Continue reading “Top 18 Personality Theorists Including Freud and More – Diane Hamilton”
Personality characteristics have been associated with cocaine use. However, little is known about the mechanisms through which personality could impact drug use. The present study investigated the cross-sectional and prospective relationships between personality dimensions (i.e., impulsivity, neuroticism) and problematic cocaine use. Reactivity to a pharmacological stressor as a potential mediator of the relationship between neuroticism and future cocaine use was also examined.
Continue reading “Psychoticism and neuroticism predict cocaine dependence and future cocaine use via different mechanisms”
COMMON CHARACTERISTICS OF SERIAL KILLERS

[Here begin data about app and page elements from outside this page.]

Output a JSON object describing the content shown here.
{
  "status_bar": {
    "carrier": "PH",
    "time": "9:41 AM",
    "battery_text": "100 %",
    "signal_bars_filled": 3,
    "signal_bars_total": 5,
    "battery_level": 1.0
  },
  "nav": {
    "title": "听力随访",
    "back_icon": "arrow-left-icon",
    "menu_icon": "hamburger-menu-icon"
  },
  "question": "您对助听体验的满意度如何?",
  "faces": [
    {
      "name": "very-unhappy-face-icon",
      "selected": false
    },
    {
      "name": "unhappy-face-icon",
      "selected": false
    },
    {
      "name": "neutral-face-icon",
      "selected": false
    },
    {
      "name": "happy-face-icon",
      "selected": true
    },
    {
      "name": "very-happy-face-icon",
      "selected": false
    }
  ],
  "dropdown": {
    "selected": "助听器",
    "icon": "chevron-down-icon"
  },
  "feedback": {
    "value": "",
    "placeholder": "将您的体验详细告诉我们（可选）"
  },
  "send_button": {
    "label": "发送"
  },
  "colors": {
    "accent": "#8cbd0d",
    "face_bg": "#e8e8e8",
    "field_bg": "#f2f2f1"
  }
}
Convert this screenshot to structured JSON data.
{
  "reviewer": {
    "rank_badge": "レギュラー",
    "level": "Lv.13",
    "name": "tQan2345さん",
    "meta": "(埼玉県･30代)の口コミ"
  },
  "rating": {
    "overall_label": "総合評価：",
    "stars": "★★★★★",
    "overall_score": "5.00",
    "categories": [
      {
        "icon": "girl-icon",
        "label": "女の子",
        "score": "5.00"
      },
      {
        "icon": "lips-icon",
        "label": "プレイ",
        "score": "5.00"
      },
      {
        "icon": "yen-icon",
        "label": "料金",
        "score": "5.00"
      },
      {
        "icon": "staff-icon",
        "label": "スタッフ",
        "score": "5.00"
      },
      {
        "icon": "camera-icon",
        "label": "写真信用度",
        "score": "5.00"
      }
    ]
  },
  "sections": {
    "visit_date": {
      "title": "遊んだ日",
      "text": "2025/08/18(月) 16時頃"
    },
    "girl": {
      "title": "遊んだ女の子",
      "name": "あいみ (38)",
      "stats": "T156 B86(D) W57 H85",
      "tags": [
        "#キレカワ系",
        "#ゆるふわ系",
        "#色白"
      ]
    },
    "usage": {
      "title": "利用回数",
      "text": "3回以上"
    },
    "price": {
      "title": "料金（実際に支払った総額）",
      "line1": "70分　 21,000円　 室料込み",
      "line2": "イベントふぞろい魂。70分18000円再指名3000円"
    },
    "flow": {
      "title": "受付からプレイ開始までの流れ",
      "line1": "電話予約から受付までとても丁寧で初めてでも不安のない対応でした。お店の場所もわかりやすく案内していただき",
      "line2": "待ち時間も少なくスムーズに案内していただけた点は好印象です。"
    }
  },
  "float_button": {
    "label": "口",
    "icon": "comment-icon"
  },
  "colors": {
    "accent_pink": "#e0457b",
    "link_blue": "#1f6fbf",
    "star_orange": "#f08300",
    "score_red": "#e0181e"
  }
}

What does serial killers profiles have in common? Take a look at the following: Resentment from society, bipolar disorder or disorganized thinking, sexually frustrated, inability to become socially accepted or sociable, daydreaming, wild imagination, over bearing parent and masturbation compulsive isolation.
Serial killer can be compare to a child who has wild imagination and lives in a fantasy; they don’t have the opportunity or ability to develop like a normal person. They make their fancy as their reality, they never learned of intimacy and the live without conscience. They think as they were the most powerful and dominant, in which they don’t possess charm, remorse and they suffer from lack of insight.
To understand serial killers, you need to look into their childhood experience and assess. If you start looking in their upbringing you will surely know what kind of experience that triggers them to kill. Every persons whether killer or not, will act depending on how their life was stems from childhood. History, experiences affect your daily lives. There are some who seek medical advice once they realize that needed one, while there are some who cannot accept and face this which results to abuse to other people or even themselves.
Continue reading “COMMON CHARACTERISTICS OF SERIAL KILLERS”